PROBLEM TO WORK ON:
Scan the records for the string "filter", then copy each line that has it.

== Segment start ==

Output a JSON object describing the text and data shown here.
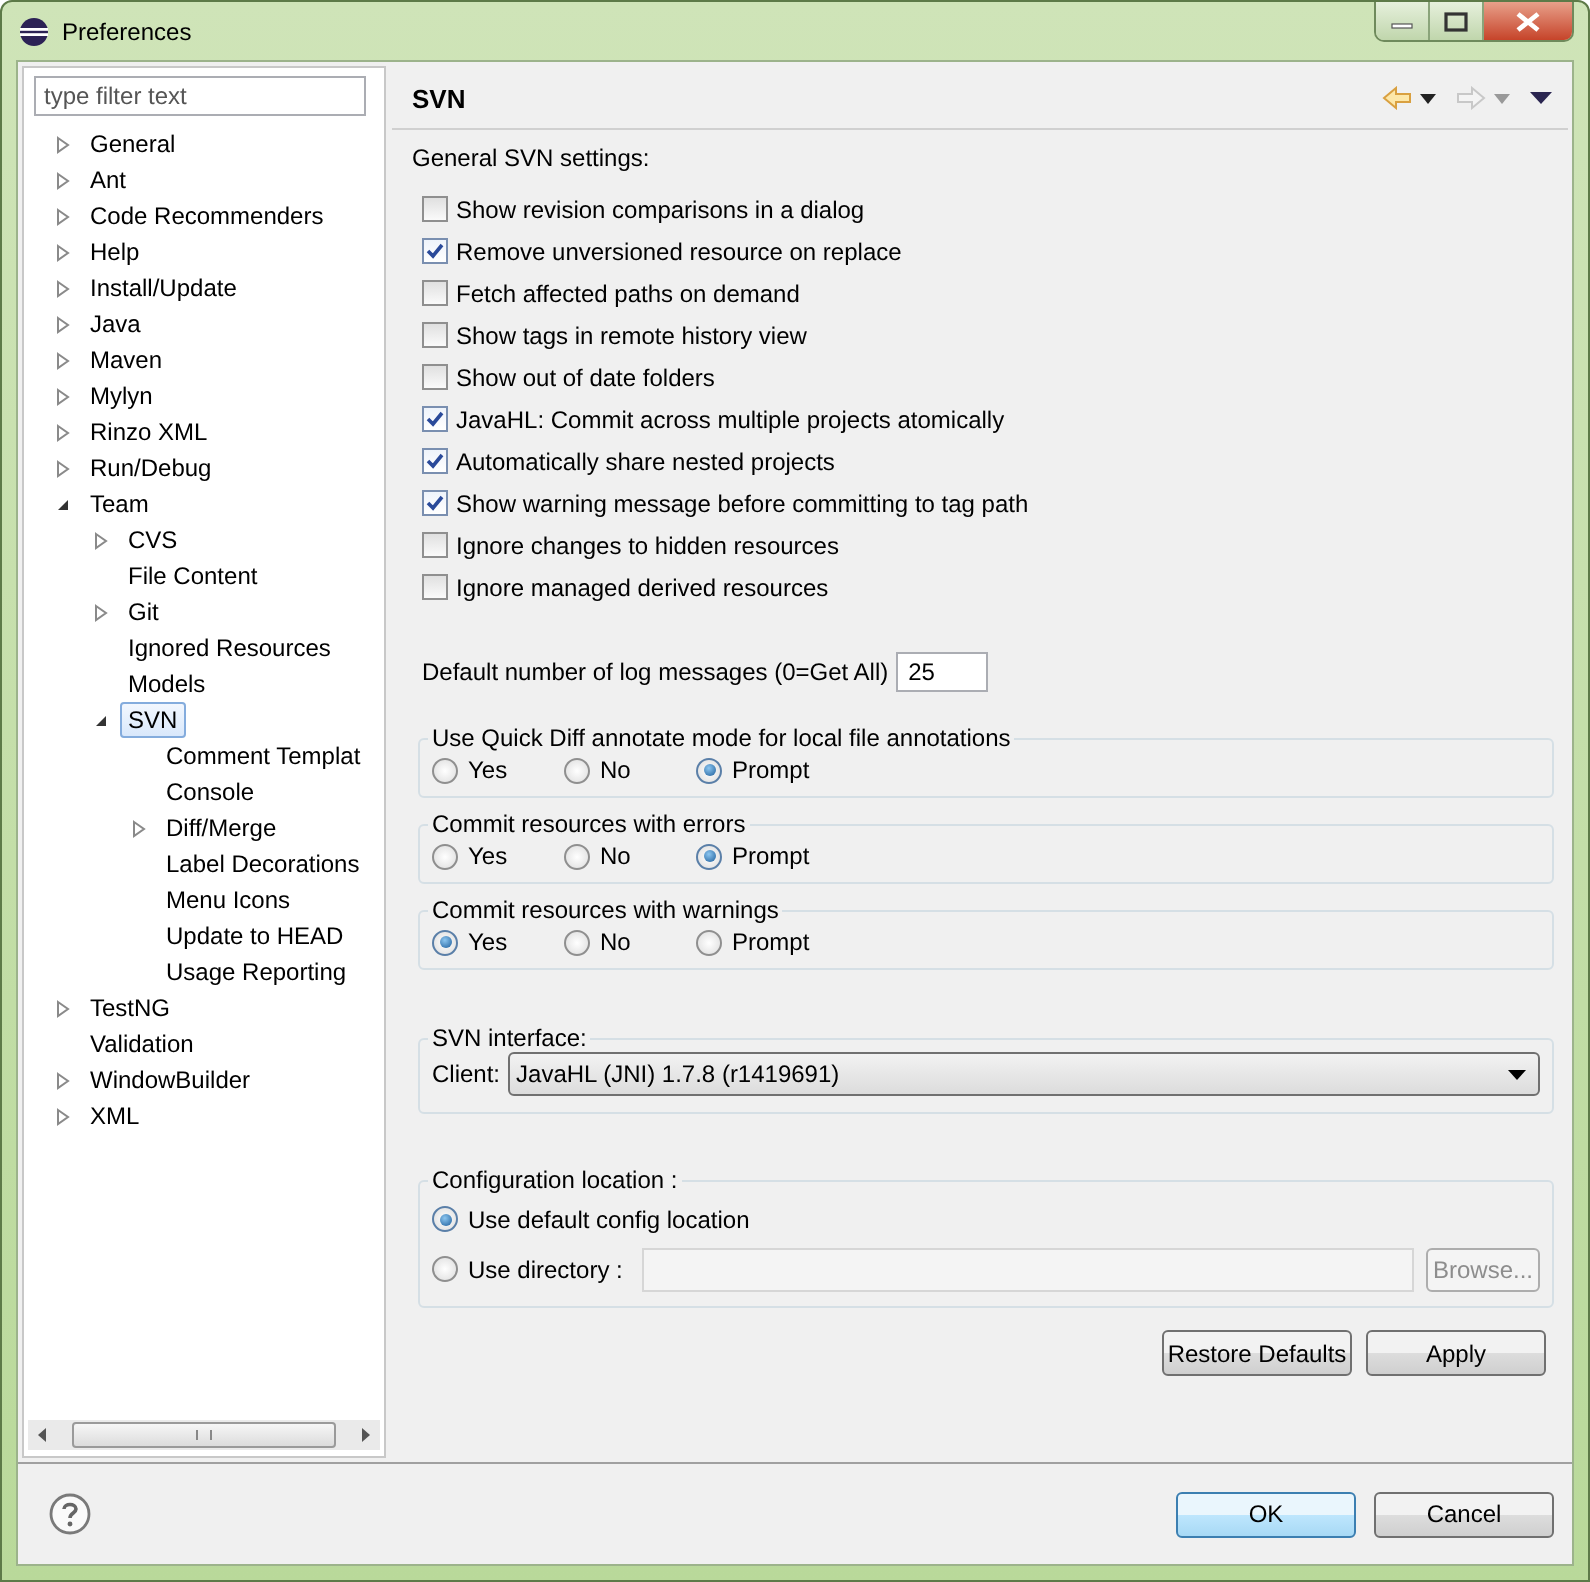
{
  "window": {
    "title": "Preferences"
  },
  "filter": {
    "placeholder": "type filter text"
  },
  "tree": [
    {
      "label": "General",
      "expanded": false
    },
    {
      "label": "Ant",
      "expanded": false
    },
    {
      "label": "Code Recommenders",
      "expanded": false
    },
    {
      "label": "Help",
      "expanded": false
    },
    {
      "label": "Install/Update",
      "expanded": false
    },
    {
      "label": "Java",
      "expanded": false
    },
    {
      "label": "Maven",
      "expanded": false
    },
    {
      "label": "Mylyn",
      "expanded": false
    },
    {
      "label": "Rinzo XML",
      "expanded": false
    },
    {
      "label": "Run/Debug",
      "expanded": false
    },
    {
      "label": "Team",
      "expanded": true,
      "selected": false,
      "children": [
        {
          "label": "CVS",
          "expanded": false
        },
        {
          "label": "File Content"
        },
        {
          "label": "Git",
          "expanded": false
        },
        {
          "label": "Ignored Resources"
        },
        {
          "label": "Models"
        },
        {
          "label": "SVN",
          "expanded": true,
          "selected": true,
          "children": [
            {
              "label": "Comment Templat"
            },
            {
              "label": "Console"
            },
            {
              "label": "Diff/Merge",
              "expanded": false
            },
            {
              "label": "Label Decorations"
            },
            {
              "label": "Menu Icons"
            },
            {
              "label": "Update to HEAD"
            },
            {
              "label": "Usage Reporting"
            }
          ]
        }
      ]
    },
    {
      "label": "TestNG",
      "expanded": false
    },
    {
      "label": "Validation"
    },
    {
      "label": "WindowBuilder",
      "expanded": false
    },
    {
      "label": "XML",
      "expanded": false
    }
  ],
  "page": {
    "title": "SVN",
    "section_label": "General SVN settings:",
    "checkboxes": [
      {
        "label": "Show revision comparisons in a dialog",
        "checked": false
      },
      {
        "label": "Remove unversioned resource on replace",
        "checked": true
      },
      {
        "label": "Fetch affected paths on demand",
        "checked": false
      },
      {
        "label": "Show tags in remote history view",
        "checked": false
      },
      {
        "label": "Show out of date folders",
        "checked": false
      },
      {
        "label": "JavaHL: Commit across multiple projects atomically",
        "checked": true
      },
      {
        "label": "Automatically share nested projects",
        "checked": true
      },
      {
        "label": "Show warning message before committing to tag path",
        "checked": true
      },
      {
        "label": "Ignore changes to hidden resources",
        "checked": false
      },
      {
        "label": "Ignore managed derived resources",
        "checked": false
      }
    ],
    "log_messages": {
      "label": "Default number of log messages (0=Get All)",
      "value": "25"
    },
    "radio_groups": [
      {
        "title": "Use Quick Diff annotate mode for local file annotations",
        "options": [
          {
            "label": "Yes",
            "selected": false
          },
          {
            "label": "No",
            "selected": false
          },
          {
            "label": "Prompt",
            "selected": true
          }
        ]
      },
      {
        "title": "Commit resources with errors",
        "options": [
          {
            "label": "Yes",
            "selected": false
          },
          {
            "label": "No",
            "selected": false
          },
          {
            "label": "Prompt",
            "selected": true
          }
        ]
      },
      {
        "title": "Commit resources with warnings",
        "options": [
          {
            "label": "Yes",
            "selected": true
          },
          {
            "label": "No",
            "selected": false
          },
          {
            "label": "Prompt",
            "selected": false
          }
        ]
      }
    ],
    "interface": {
      "title": "SVN interface:",
      "client_label": "Client:",
      "client_value": "JavaHL (JNI) 1.7.8 (r1419691)"
    },
    "config": {
      "title": "Configuration location :",
      "options": [
        {
          "label": "Use default config location",
          "selected": true,
          "kind": "plain"
        },
        {
          "label": "Use directory :",
          "selected": false,
          "kind": "directory"
        }
      ],
      "browse": {
        "label": "Browse...",
        "disabled": true
      }
    },
    "buttons": [
      "Restore Defaults",
      "Apply"
    ]
  },
  "dialog_buttons": [
    {
      "label": "OK",
      "default": true
    },
    {
      "label": "Cancel",
      "default": false
    }
  ]
}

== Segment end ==

WRITTEN RESPONSE:
  "filter": {
    "placeholder": "type filter text"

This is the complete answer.